There is something different about the sunny days of July, the frenzied sounds of June, insistent and continuous, are muted so that the gentle hum of insects fill the air. Lying down among the turf of a meadow the hum is magnified; young, more adequate ears, can pick out each of the stridulating grasshoppers.
If a spell of continental weather insists on hanging over us, and a hot dry July has followed a similar June, we can reach into a drought.
Ponds will dry, nettles wither and a lawn’s parched brown crust will crack apart.
Gentle twists of warm air along country lanes raises clouds of sandy dust, irritating the eyes of those in the hope of a shady walk, and if the dry weather touches St Swithin’s Day then we could be in real trouble, another 40 days of arid conditions are sure to follow! Although, during most years late summer lightening is followed by a heavy downpour proving the adage wrong.
July sees the white and yellow of ox-eye daisy giving way to the purple of thistle, knapweed and heather, our heathlands being magnificently transformed by its flowers.
It is the month of butterflies, with fritillaries, skippers and ringlets all prospering from nectar rich meadows and the bramble flowers of dappled woodland glades.
Ragwort is stripped bare by voracious yellow and black cinnabar moth caterpillar and darter dragonflies emerge from lukewarm ponds, leaving behind the husk of its exuvia still clinging tightly to a reed stem.
July may bridge the gap between the frenzied activity of June and the lazy days of August, but for me July is truly summer.
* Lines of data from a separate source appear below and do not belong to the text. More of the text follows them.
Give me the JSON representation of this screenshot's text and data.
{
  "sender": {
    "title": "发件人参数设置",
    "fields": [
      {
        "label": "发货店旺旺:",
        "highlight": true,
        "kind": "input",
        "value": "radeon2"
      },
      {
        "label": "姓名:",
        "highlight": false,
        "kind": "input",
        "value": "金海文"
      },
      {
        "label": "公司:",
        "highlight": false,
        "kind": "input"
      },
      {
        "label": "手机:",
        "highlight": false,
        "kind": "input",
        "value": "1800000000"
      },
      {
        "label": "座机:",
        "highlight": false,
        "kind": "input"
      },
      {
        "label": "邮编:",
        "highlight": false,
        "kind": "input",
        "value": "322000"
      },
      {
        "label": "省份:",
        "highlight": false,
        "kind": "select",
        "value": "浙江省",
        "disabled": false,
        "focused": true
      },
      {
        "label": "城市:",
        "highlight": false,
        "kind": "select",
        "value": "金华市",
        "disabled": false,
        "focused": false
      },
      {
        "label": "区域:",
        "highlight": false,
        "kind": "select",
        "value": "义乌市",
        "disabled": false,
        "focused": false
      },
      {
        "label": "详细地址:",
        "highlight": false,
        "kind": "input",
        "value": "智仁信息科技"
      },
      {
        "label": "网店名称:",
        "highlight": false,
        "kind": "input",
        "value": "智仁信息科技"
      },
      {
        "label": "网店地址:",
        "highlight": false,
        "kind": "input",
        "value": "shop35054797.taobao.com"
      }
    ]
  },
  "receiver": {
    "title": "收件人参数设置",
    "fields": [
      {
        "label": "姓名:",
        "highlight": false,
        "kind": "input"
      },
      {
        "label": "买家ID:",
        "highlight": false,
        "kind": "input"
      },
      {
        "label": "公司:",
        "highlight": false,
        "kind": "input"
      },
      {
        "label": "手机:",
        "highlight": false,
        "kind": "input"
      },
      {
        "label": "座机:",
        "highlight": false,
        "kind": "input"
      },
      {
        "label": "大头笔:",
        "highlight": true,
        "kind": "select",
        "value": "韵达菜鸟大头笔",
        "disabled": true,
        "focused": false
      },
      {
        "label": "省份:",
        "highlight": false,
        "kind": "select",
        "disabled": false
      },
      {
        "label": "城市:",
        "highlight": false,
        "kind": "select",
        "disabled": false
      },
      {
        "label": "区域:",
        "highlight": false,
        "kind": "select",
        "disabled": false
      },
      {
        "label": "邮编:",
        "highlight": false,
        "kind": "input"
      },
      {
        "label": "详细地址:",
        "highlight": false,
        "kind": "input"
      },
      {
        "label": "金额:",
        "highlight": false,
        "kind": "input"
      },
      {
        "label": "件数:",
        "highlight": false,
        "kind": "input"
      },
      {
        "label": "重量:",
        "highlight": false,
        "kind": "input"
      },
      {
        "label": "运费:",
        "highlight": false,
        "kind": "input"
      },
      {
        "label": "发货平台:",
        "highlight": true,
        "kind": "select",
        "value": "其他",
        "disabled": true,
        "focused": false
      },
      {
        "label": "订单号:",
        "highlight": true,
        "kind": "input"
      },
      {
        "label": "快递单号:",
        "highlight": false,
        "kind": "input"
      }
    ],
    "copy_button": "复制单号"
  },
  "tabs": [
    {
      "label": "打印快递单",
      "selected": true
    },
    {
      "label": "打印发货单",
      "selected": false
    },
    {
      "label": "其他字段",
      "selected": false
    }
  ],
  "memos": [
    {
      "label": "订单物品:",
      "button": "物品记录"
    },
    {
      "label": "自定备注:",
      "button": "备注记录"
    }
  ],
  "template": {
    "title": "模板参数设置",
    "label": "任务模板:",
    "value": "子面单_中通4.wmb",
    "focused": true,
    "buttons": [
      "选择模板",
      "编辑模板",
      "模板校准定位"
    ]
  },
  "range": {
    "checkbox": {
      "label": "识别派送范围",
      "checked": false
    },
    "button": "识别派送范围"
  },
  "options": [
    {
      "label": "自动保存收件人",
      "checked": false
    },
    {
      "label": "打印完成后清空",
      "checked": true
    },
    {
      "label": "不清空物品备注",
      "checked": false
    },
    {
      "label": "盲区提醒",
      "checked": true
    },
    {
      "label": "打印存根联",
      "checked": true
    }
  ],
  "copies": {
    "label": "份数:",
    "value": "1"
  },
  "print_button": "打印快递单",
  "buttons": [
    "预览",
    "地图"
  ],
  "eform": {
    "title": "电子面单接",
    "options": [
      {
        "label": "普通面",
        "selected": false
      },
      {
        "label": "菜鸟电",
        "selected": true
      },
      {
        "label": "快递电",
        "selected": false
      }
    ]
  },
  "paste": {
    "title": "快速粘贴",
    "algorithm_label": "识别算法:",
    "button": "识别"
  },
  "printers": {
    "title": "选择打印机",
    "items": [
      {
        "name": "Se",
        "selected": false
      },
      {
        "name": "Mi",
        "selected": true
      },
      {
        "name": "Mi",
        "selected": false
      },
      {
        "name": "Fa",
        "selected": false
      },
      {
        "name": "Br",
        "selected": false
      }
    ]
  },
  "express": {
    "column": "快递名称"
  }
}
For more information on Norfolk Wildlife Trust, see www.norfolkwildlifetrust.org.uk